This bulge is called the ‘entasis’, and as well as producing the optical illusion of straightness when the columns are seen in a row, it adds a subtle illusion of extra weight at the lower part of the building, again helping to anchor it to its place.
All this extra illusion of weight at the base of a wall or a row of columns needs to be balanced at the top. That’s why the Greeks developed the deep cornice, known as the ‘entablature’, to run along the top of the walls.
The depth and design of the entablature varies according to the architectural order in which the building is constructed – Ionic or Corinthian for example – but is always carved so that shadows are cast along it, and is often the place for sculptured decoration, too.
All this adds to the apparent weight of the building.
The same can be said of the shadows cast by emphatic eaves on buildings; sometimes the eaves’ overhang is deliberately exaggerated – as Inigo Jones did at St Paul’s Church in Covent Garden; his example was copied in what is now the public library at Stamford in Lincolnshire.
Nor does the illusion of weight stop at the top of the walls; balustrades and battlements on the roofline help add to the impression. Classical buildings added urns and statues to the roofline, and this trend continued through the Renaissance and into the 19th Century; many country houses have such adornments, helping again to ‘hold down’ the building visually.
In Gothic buildings, ornate pinnacles have something of the same function, while also helping to counteract the stresses of the structure.
There are other architectural features that also serve the same purpose; turrets that project higher than the main roof of a building help in this way.
Those attached, conically-capped turrets that begin partway up a wall (technically, they are known as ‘bartizans’) – the sort of turrets you’ll find on Sleeping Beauty’s castle in fairy stories and, in reality, on many Scottish castles, including Balmoral – help even more.

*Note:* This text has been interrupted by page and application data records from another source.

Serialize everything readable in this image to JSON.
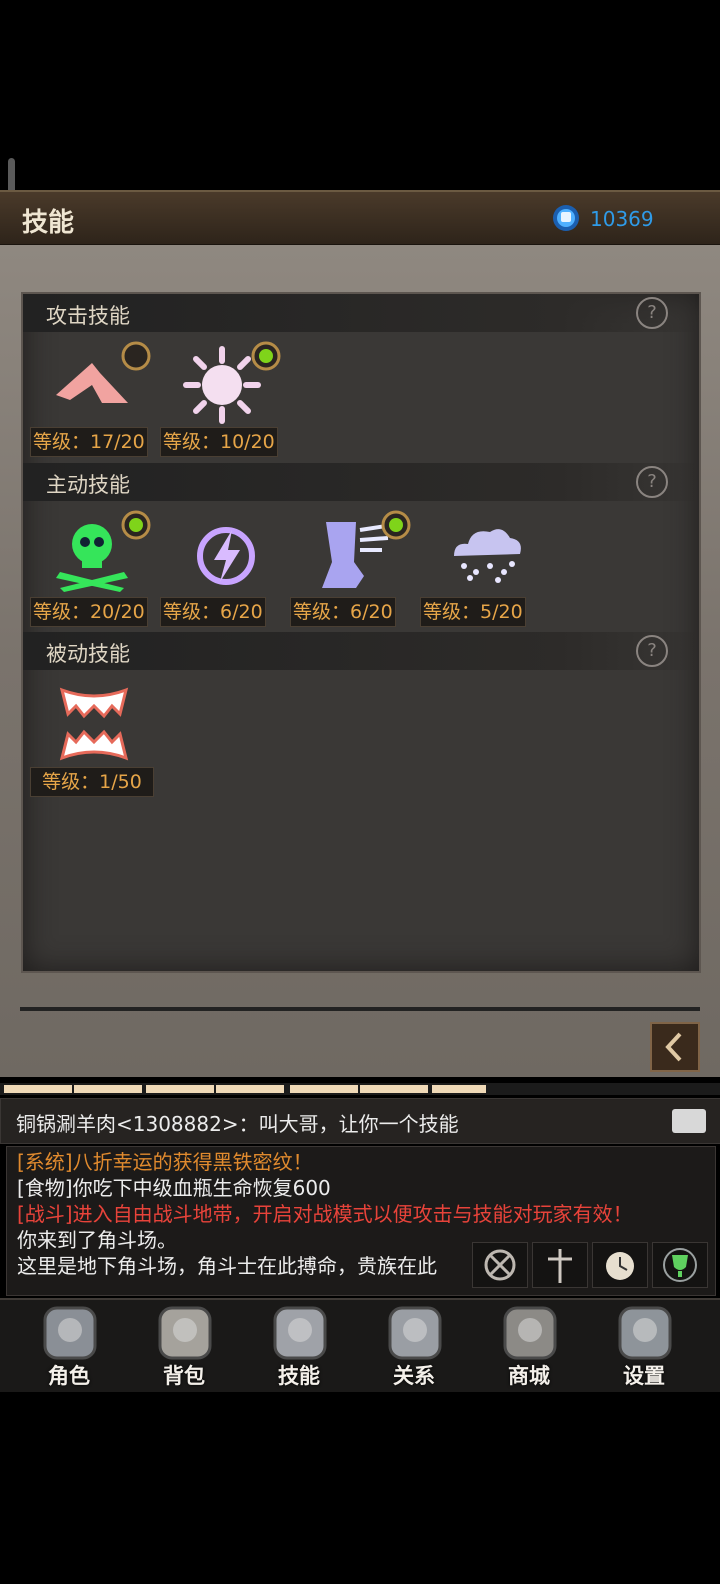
{
  "header": {
    "title": "技能",
    "currency": "10369",
    "currency_icon": "blue-gem-icon"
  },
  "sections": {
    "attack": {
      "title": "攻击技能",
      "skills": [
        {
          "icon": "slash-icon",
          "level": "等级：17/20"
        },
        {
          "icon": "sun-burst-icon",
          "level": "等级：10/20"
        }
      ]
    },
    "active": {
      "title": "主动技能",
      "skills": [
        {
          "icon": "poison-skull-icon",
          "level": "等级：20/20"
        },
        {
          "icon": "lightning-icon",
          "level": "等级：6/20"
        },
        {
          "icon": "wind-boot-icon",
          "level": "等级：6/20"
        },
        {
          "icon": "storm-cloud-icon",
          "level": "等级：5/20"
        }
      ]
    },
    "passive": {
      "title": "被动技能",
      "skills": [
        {
          "icon": "fangs-icon",
          "level": "等级：1/50"
        }
      ]
    }
  },
  "chat": {
    "message": "铜锅涮羊肉<1308882>：叫大哥，让你一个技能",
    "log": [
      {
        "text": "[系统]八折幸运的获得黑铁密纹！",
        "color": "#e08a2e"
      },
      {
        "text": "[食物]你吃下中级血瓶生命恢复600",
        "color": "#ececec"
      },
      {
        "text": "[战斗]进入自由战斗地带，开启对战模式以便攻击与技能对玩家有效！",
        "color": "#e8433a"
      },
      {
        "text": "你来到了角斗场。",
        "color": "#ececec"
      },
      {
        "text": "这里是地下角斗场，角斗士在此搏命，贵族在此",
        "color": "#ececec"
      }
    ]
  },
  "nav": [
    {
      "label": "角色",
      "icon": "helmet-icon"
    },
    {
      "label": "背包",
      "icon": "backpack-icon"
    },
    {
      "label": "技能",
      "icon": "skill-book-icon"
    },
    {
      "label": "关系",
      "icon": "handshake-icon"
    },
    {
      "label": "商城",
      "icon": "treasure-chest-icon"
    },
    {
      "label": "设置",
      "icon": "settings-gear-icon"
    }
  ],
  "colors": {
    "level_text": "#e6a548",
    "currency_text": "#2f9be8",
    "active_dot": "#7fd41a"
  }
}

Pattern, too, helps to give weight to a building; a simple way of doing so is to produce patterns in the slates on a roof. There are spectacular examples like the roof of St Stephen’s Cathedral in Vienna, where multi-coloured zig-zag patterns add visual weight to the building. On a less-flamboyant scale, the varied shapes of the slates on the Community Centre near St Wilfrid’s Church in Ripon serve the same function.
Building a pattern into the walls of a building was particularly favoured during two periods of English architecture – the Tudor and the Victorian.
Brick patterns – using darker-fired bricks to create criss-cross and square designs on the normal brick colour – were popular with 16th Century builders, as at Cardinal Wolsey’s Hampton Court. And in the 19th Century the cause of patterned brickwork was taken up, particularly, by the architect William Butterfield.
Butterfield, who designed the church and many cottages at Baldersby St James and nearby Baldersby, developed a hierarchy of pattern. In part this was social – the higher up the social scale the occupant of one of his houses, the more pattern it received. But it was also architectural.
He would add horizontal bands of stone among the brickwork on plain walls, but, where the illusion of extra weight was needed – for example in the gables of a building, the design would break into diamond or chequer-board patterns.
This technique was taken up by other architects – in Ripon we have a good example on the exterior of what was once the chapel of the former teacher training college. The architect, John Oldrid Scott, has patterned the top of the eastern gable with a chequered design, to give extra prominence to it and thus increase its visual weight.
So when you see pattern on a building, it’s likely to be there for more than just prettiness – it has an architectural function, too – to make the building ‘lie heavy’ on the earth.